Cedar Crest College newspaper since 1923
By Alida Reyes, Social Media Manager
The obesity problem in the United States continues to hike up scale. The latest report by the Journal of the American Medical Association shows over 34% of U.S adults, the equivalent of about 78.6 million, are obese or morbidly obese. This phenomenon, unfortunately, does not exclude the college population where year after year students struggle to build and maintain healthy habits.
The “Freshmen 15”, as it is commonly known, refers to the weight fluctuations faced by American students. Nationally, due to habitual changes and multiple stressors, the college population gains 5-7lbs on average. At a glance these figures seem less than alarming, but the continuation of this pattern could mean trouble beyond graduation.

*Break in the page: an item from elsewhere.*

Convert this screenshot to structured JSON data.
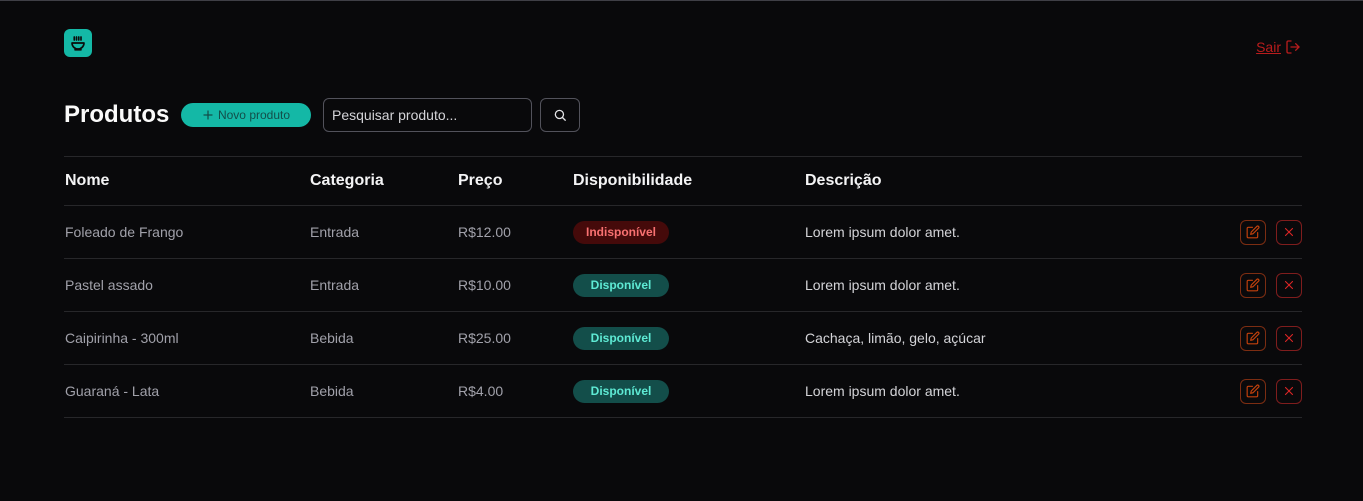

In an attempt to fight against this phenomenon, Sarah Wolcott, Assistant Director of Athletics for Wellness and Head Soccer Coach, introduced Commit to Fit, a fitness program that seeks to motivate students, faculty and staff to become more proactive about their health. The program consists of a series of fitness challenges where the participants must master one challenge before moving along to the next.
Wolcott had used a similar program at another institution and its massive success prompted her to tailor it for the Cedar Crest community.
“It is important that people see we are not running drill sergeant type of events. These type of programs bring the fun to fitness and you don’t have to compete against anyone but yourself!” Wolcott explained.
Currently running through December 8th, the fitness series 50 States in 50 Days has a reported participation of nearly 100 people. This is a rough estimation, as it does not account for those who are going through the series but did not officially sign up.
“It [the wellness center] is light years from what it used to be,” said Greg Vossler, Head Swimming Coach and participant of the 50 States in 50 Days series. “I’ve seen it go from an empty gym most of the day to being busy 24/7.”
Faculty and student involvement is at an all time high. The program gives coaches room to push their team physically and track their progress without being in the same room.
“I don’t always get to train with the team. This allows me to workout with them and push them a little harder than if I was coaching them,” Vossler continued.
The program will continue to run into next semester with a 3-part fitness challenge that will run through the course of the spring semester and will finish with an Ironman competition. In addition to committing to a fitter lifestyle, completing the challenges give students the opportunity to enter a raffle for different prizes.